Rating: 5 out of 5

5. Laal Kaptaan

Navdeep Singh unites Saif Ali Khan and Deepak Dobriyal to satisfying results, with the historical Battle of Buxar as the backdrop. A ferocious Naga Sadhu is hungry for mukti aka salvation by exacting revenge while Deepak Dobriyal guides him with an acute sense of smell. The movie burns slowly and surely to create a fascinating human tale filled with adventure, sorrow and a sense of loss. It didn’t get the success it deserved but that doesn’t take away from its genius.

Rating: 4 out of 5

6. Sonchiriya

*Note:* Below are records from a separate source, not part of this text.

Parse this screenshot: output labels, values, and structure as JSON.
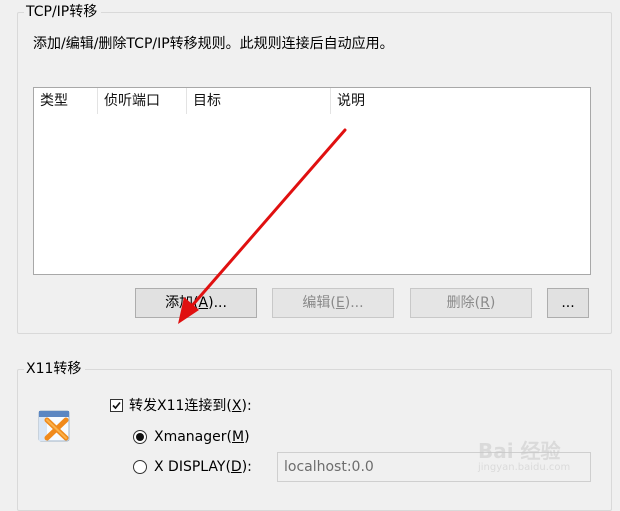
{
  "tcpip": {
    "group_title": "TCP/IP转移",
    "description": "添加/编辑/删除TCP/IP转移规则。此规则连接后自动应用。",
    "columns": [
      "类型",
      "侦听端口",
      "目标",
      "说明"
    ],
    "buttons": {
      "add": {
        "label": "添加",
        "hotkey": "A",
        "suffix": "..."
      },
      "edit": {
        "label": "编辑",
        "hotkey": "E",
        "suffix": "..."
      },
      "delete": {
        "label": "删除",
        "hotkey": "R",
        "suffix": ""
      },
      "more": {
        "label": "..."
      }
    }
  },
  "x11": {
    "group_title": "X11转移",
    "forward_checkbox": {
      "label": "转发X11连接到",
      "hotkey": "X",
      "suffix": ":",
      "checked": true
    },
    "xmanager_radio": {
      "label": "Xmanager",
      "hotkey": "M",
      "selected": true
    },
    "xdisplay_radio": {
      "label": "X DISPLAY",
      "hotkey": "D",
      "suffix": ":",
      "selected": false
    },
    "xdisplay_value": "localhost:0.0",
    "icon": "xmanager-x-icon"
  },
  "annotation": {
    "color": "#e01010"
  },
  "watermark": {
    "text": "Bai 经验",
    "sub": "jingyan.baidu.com"
  }
}
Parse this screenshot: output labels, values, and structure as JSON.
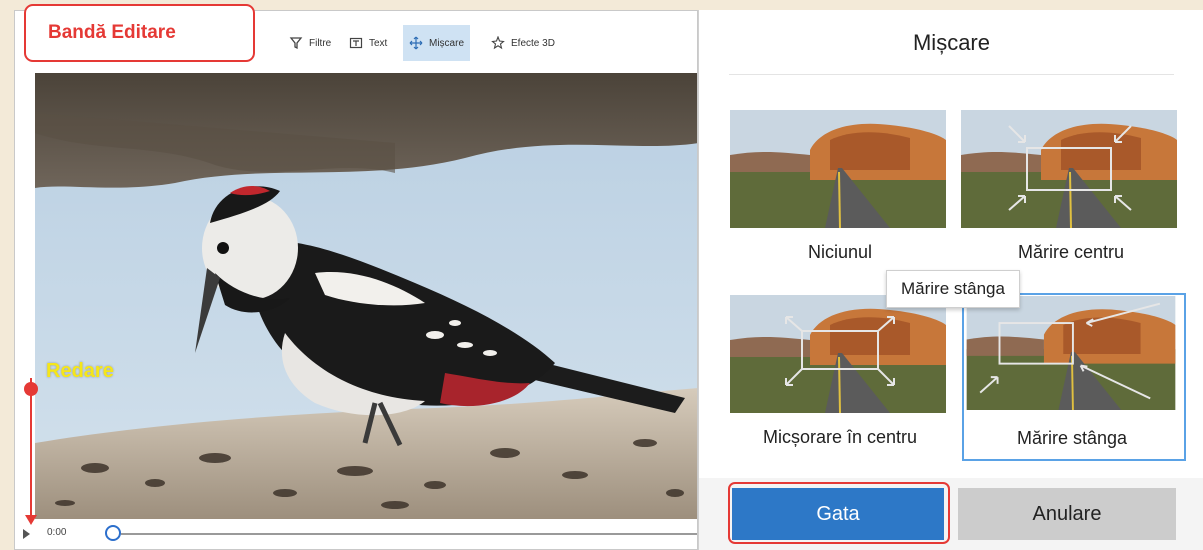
{
  "editor": {
    "band_label": "Bandă Editare",
    "toolbar": [
      {
        "label": "Filtre",
        "icon": "filter-icon"
      },
      {
        "label": "Text",
        "icon": "text-icon"
      },
      {
        "label": "Mișcare",
        "icon": "motion-icon"
      },
      {
        "label": "Efecte 3D",
        "icon": "effects-3d-icon"
      }
    ],
    "redare_label": "Redare",
    "time": "0:00"
  },
  "panel": {
    "title": "Mișcare",
    "options": [
      {
        "label": "Niciunul"
      },
      {
        "label": "Mărire centru"
      },
      {
        "label": "Micșorare în centru"
      },
      {
        "label": "Mărire stânga"
      }
    ],
    "tooltip": "Mărire stânga",
    "done_label": "Gata",
    "cancel_label": "Anulare"
  },
  "colors": {
    "accent": "#2d78c7",
    "highlight": "#e53935",
    "annotation_yellow": "#f5e61a",
    "selected_border": "#5aa2e6"
  }
}
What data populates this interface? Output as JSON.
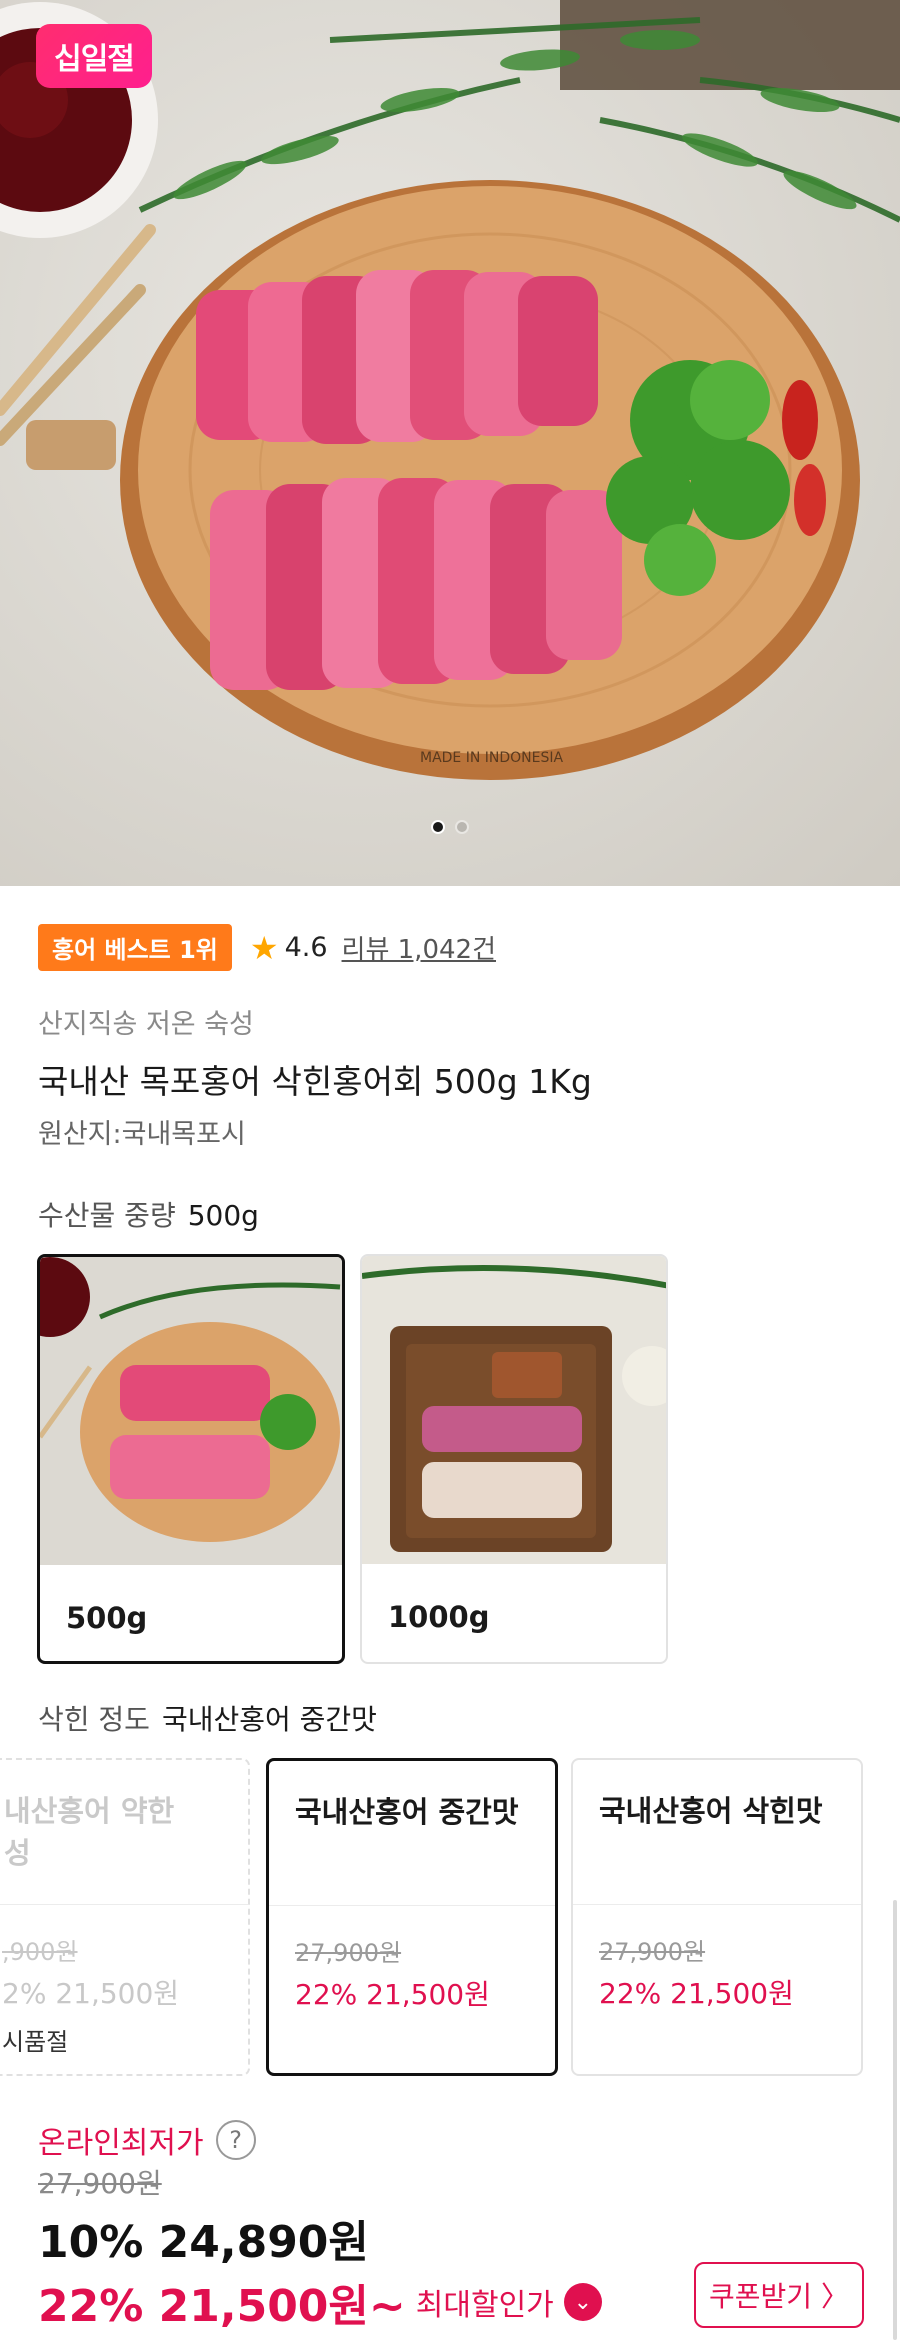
{
  "hero": {
    "brand_badge": "십일절",
    "board_text": "MADE IN INDONESIA",
    "slide_count": 2,
    "active_slide": 1
  },
  "product": {
    "rank_badge": "홍어 베스트 1위",
    "rating": "4.6",
    "review_text": "리뷰 1,042건",
    "seller": "산지직송 저온 숙성",
    "title": "국내산 목포홍어 삭힌홍어회 500g 1Kg",
    "origin": "원산지:국내목포시"
  },
  "weight_option": {
    "label": "수산물 중량",
    "selected": "500g",
    "items": [
      {
        "label": "500g"
      },
      {
        "label": "1000g"
      }
    ]
  },
  "taste_option": {
    "label": "삭힌 정도",
    "selected": "국내산홍어 중간맛",
    "items": [
      {
        "name_line1": "내산홍어 약한",
        "name_line2": "성",
        "old_price": ",900원",
        "new_price": "2% 21,500원",
        "status": "시품절"
      },
      {
        "name_line1": "국내산홍어 중간맛",
        "old_price": "27,900원",
        "new_price": "22% 21,500원"
      },
      {
        "name_line1": "국내산홍어 삭힌맛",
        "old_price": "27,900원",
        "new_price": "22% 21,500원"
      }
    ]
  },
  "price": {
    "lowest_label": "온라인최저가",
    "help": "?",
    "original": "27,900원",
    "sale": "10% 24,890원",
    "best": "22% 21,500원~",
    "best_label": "최대할인가",
    "coupon_button": "쿠폰받기 〉"
  },
  "colors": {
    "accent": "#e0104f",
    "brand": "#ff2d6f",
    "rank_badge": "#ff7a1a",
    "star": "#ffa600"
  }
}
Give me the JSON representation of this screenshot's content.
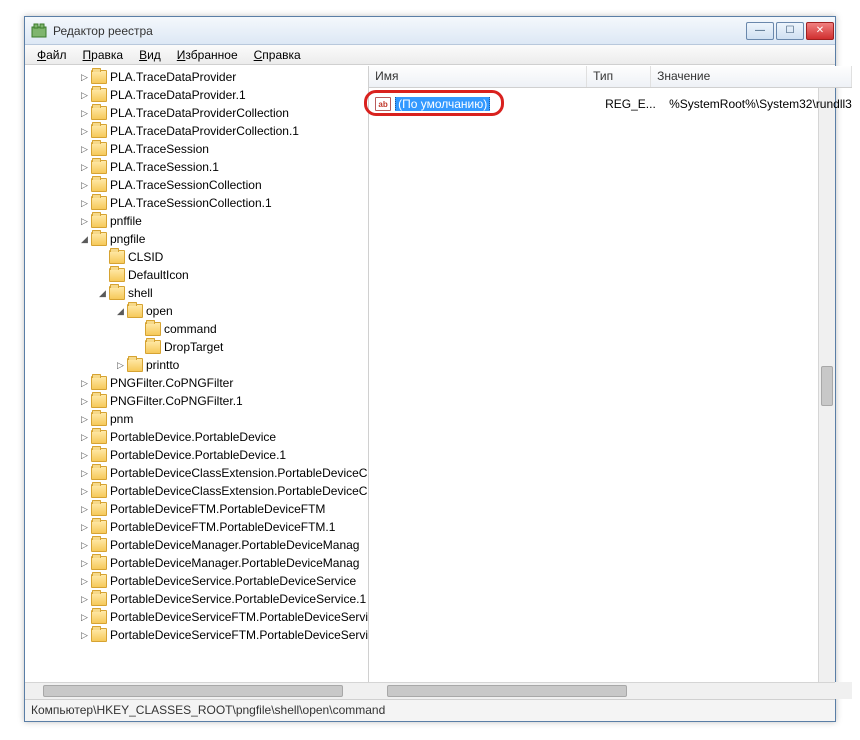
{
  "window": {
    "title": "Редактор реестра"
  },
  "menu": {
    "file": "Файл",
    "edit": "Правка",
    "view": "Вид",
    "favorites": "Избранное",
    "help": "Справка"
  },
  "tree": {
    "items": [
      {
        "indent": 3,
        "exp": "▷",
        "label": "PLA.TraceDataProvider"
      },
      {
        "indent": 3,
        "exp": "▷",
        "label": "PLA.TraceDataProvider.1"
      },
      {
        "indent": 3,
        "exp": "▷",
        "label": "PLA.TraceDataProviderCollection"
      },
      {
        "indent": 3,
        "exp": "▷",
        "label": "PLA.TraceDataProviderCollection.1"
      },
      {
        "indent": 3,
        "exp": "▷",
        "label": "PLA.TraceSession"
      },
      {
        "indent": 3,
        "exp": "▷",
        "label": "PLA.TraceSession.1"
      },
      {
        "indent": 3,
        "exp": "▷",
        "label": "PLA.TraceSessionCollection"
      },
      {
        "indent": 3,
        "exp": "▷",
        "label": "PLA.TraceSessionCollection.1"
      },
      {
        "indent": 3,
        "exp": "▷",
        "label": "pnffile"
      },
      {
        "indent": 3,
        "exp": "◢",
        "label": "pngfile"
      },
      {
        "indent": 4,
        "exp": "",
        "label": "CLSID"
      },
      {
        "indent": 4,
        "exp": "",
        "label": "DefaultIcon"
      },
      {
        "indent": 4,
        "exp": "◢",
        "label": "shell"
      },
      {
        "indent": 5,
        "exp": "◢",
        "label": "open"
      },
      {
        "indent": 6,
        "exp": "",
        "label": "command"
      },
      {
        "indent": 6,
        "exp": "",
        "label": "DropTarget"
      },
      {
        "indent": 5,
        "exp": "▷",
        "label": "printto"
      },
      {
        "indent": 3,
        "exp": "▷",
        "label": "PNGFilter.CoPNGFilter"
      },
      {
        "indent": 3,
        "exp": "▷",
        "label": "PNGFilter.CoPNGFilter.1"
      },
      {
        "indent": 3,
        "exp": "▷",
        "label": "pnm"
      },
      {
        "indent": 3,
        "exp": "▷",
        "label": "PortableDevice.PortableDevice"
      },
      {
        "indent": 3,
        "exp": "▷",
        "label": "PortableDevice.PortableDevice.1"
      },
      {
        "indent": 3,
        "exp": "▷",
        "label": "PortableDeviceClassExtension.PortableDeviceC"
      },
      {
        "indent": 3,
        "exp": "▷",
        "label": "PortableDeviceClassExtension.PortableDeviceC"
      },
      {
        "indent": 3,
        "exp": "▷",
        "label": "PortableDeviceFTM.PortableDeviceFTM"
      },
      {
        "indent": 3,
        "exp": "▷",
        "label": "PortableDeviceFTM.PortableDeviceFTM.1"
      },
      {
        "indent": 3,
        "exp": "▷",
        "label": "PortableDeviceManager.PortableDeviceManag"
      },
      {
        "indent": 3,
        "exp": "▷",
        "label": "PortableDeviceManager.PortableDeviceManag"
      },
      {
        "indent": 3,
        "exp": "▷",
        "label": "PortableDeviceService.PortableDeviceService"
      },
      {
        "indent": 3,
        "exp": "▷",
        "label": "PortableDeviceService.PortableDeviceService.1"
      },
      {
        "indent": 3,
        "exp": "▷",
        "label": "PortableDeviceServiceFTM.PortableDeviceServi"
      },
      {
        "indent": 3,
        "exp": "▷",
        "label": "PortableDeviceServiceFTM.PortableDeviceServi"
      }
    ]
  },
  "list": {
    "columns": {
      "name": "Имя",
      "type": "Тип",
      "value": "Значение"
    },
    "rows": [
      {
        "icon": "ab",
        "name": "(По умолчанию)",
        "type": "REG_E...",
        "value": "%SystemRoot%\\System32\\rundll3",
        "selected": true
      }
    ]
  },
  "status": {
    "path": "Компьютер\\HKEY_CLASSES_ROOT\\pngfile\\shell\\open\\command"
  }
}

Set in 1970, Sonchiriya captures the ravines of Chambal with assured confidence as it captures a group of dacoits and their anguish with grit and determination – they fight to exist with caste, gender, masculinity and patriarchal issues. Abhishek Chaubey’s taut, tense and masterly narrative shines, aided by a superb cast and crackling performances.

Rating: 4 out of 5

7. Judgementall Hai Kya

Prakash Kovelamudi’s  Judgementall Hai Kya tackles complex themes of domestic violence and mental illness aided by black humour at every jump and turn in the dark narrative. The fact that Kanika Dhillon pens this quirky whodunit with a conscience makes it all the more delicious. Kangana Ranaut and Rajkummar Rao don’t play one false note and hold the movie together with panache. The film deserves applause for its quirkiness and over delivering on its thriller template.

Rating: 4 out of 5

8. Section 375

Like it or loathe it, Ajay Bahl’s Section 375 is one for the watch list. A filmmaker is arrested when a costume assistant accuses him of rape. The movie plays out in a courtroom, setting the stage for defense lawyer Tarun Saluja (Akshaye Khanna) and Hiral Gandhi (Richa Chaddha) who fights for the survivor. Both points of view are represented well until the final tilt and twist, which divides the audience. Talks about law vs justice appear futile when one thinks about the responsibility of the makers towards a society that is unfair to a majority of women. Does presenting the oppressed gender as oppressor work for or against the rape problem? You decide.

Rating: 4 out of 5

9. Bala

With Bala, Amar Kaushik delivered a superb take on how the concept of beauty affects a man who lives with alopecia (baldness). It’s funny, it’s warm, it’s empathetic. Although, it’s mainly Ayushmann Khurana’s story and he is excellent, Bhumi Pednekar and Yami Gautam make their presence felt and heard with strong turns.

Rating: 3.5 out of 5

10. War 

War is a slick and sassy masala action entertainer. Hrithik Roshan hangs from the sky, breathtaking, suspending our jaws in disbelief. Tiger Shroff conquers the ground with his moves and strikes. Watching them in tandem kicking, dancing and firing guns is a lesson in balance and coordination. When a Hindi movie delivers on action, entertainment and superstars, the question about story and authenticity is automatically moot. Siddharth Anand directed this box office bonanza.

Rating: 3.5 out of 5

Hamida Parkar is a freelance journalist and founder-editor of cinemaspotter.com. She writes on cinema, culture, women and social equity.